> _Material to process_:
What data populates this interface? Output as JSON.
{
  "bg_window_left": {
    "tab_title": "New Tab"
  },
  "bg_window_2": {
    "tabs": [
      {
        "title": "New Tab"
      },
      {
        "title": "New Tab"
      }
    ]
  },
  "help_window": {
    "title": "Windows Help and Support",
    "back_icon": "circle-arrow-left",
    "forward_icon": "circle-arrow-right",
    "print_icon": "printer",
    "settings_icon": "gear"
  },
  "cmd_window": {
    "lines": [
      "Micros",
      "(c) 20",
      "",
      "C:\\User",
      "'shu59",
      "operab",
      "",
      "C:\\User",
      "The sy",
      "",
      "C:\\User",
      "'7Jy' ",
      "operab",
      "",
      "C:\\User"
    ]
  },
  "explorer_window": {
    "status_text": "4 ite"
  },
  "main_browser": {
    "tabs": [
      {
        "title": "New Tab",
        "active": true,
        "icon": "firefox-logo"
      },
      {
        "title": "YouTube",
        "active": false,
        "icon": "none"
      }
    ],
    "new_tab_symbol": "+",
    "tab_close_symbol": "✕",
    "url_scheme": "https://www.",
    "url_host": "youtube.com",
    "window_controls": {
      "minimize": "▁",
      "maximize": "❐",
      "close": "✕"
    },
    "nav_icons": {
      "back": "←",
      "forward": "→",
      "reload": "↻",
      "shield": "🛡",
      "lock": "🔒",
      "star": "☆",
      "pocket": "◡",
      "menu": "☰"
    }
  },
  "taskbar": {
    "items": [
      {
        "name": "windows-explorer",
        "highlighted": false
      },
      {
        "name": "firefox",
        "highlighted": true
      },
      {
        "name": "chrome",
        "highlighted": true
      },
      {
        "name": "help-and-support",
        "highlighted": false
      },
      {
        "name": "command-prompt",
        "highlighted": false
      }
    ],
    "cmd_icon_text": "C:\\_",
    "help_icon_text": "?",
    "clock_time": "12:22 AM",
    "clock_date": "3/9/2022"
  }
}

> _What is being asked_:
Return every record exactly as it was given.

> _Your response_:
What data populates this interface? Output as JSON.
{
  "bg_window_left": {
    "tab_title": "New Tab"
  },
  "bg_window_2": {
    "tabs": [
      {
        "title": "New Tab"
      },
      {
        "title": "New Tab"
      }
    ]
  },
  "help_window": {
    "title": "Windows Help and Support",
    "back_icon": "circle-arrow-left",
    "forward_icon": "circle-arrow-right",
    "print_icon": "printer",
    "settings_icon": "gear"
  },
  "cmd_window": {
    "lines": [
      "Micros",
      "(c) 20",
      "",
      "C:\\User",
      "'shu59",
      "operab",
      "",
      "C:\\User",
      "The sy",
      "",
      "C:\\User",
      "'7Jy' ",
      "operab",
      "",
      "C:\\User"
    ]
  },
  "explorer_window": {
    "status_text": "4 ite"
  },
  "main_browser": {
    "tabs": [
      {
        "title": "New Tab",
        "active": true,
        "icon": "firefox-logo"
      },
      {
        "title": "YouTube",
        "active": false,
        "icon": "none"
      }
    ],
    "new_tab_symbol": "+",
    "tab_close_symbol": "✕",
    "url_scheme": "https://www.",
    "url_host": "youtube.com",
    "window_controls": {
      "minimize": "▁",
      "maximize": "❐",
      "close": "✕"
    },
    "nav_icons": {
      "back": "←",
      "forward": "→",
      "reload": "↻",
      "shield": "🛡",
      "lock": "🔒",
      "star": "☆",
      "pocket": "◡",
      "menu": "☰"
    }
  },
  "taskbar": {
    "items": [
      {
        "name": "windows-explorer",
        "highlighted": false
      },
      {
        "name": "firefox",
        "highlighted": true
      },
      {
        "name": "chrome",
        "highlighted": true
      },
      {
        "name": "help-and-support",
        "highlighted": false
      },
      {
        "name": "command-prompt",
        "highlighted": false
      }
    ],
    "cmd_icon_text": "C:\\_",
    "help_icon_text": "?",
    "clock_time": "12:22 AM",
    "clock_date": "3/9/2022"
  }
}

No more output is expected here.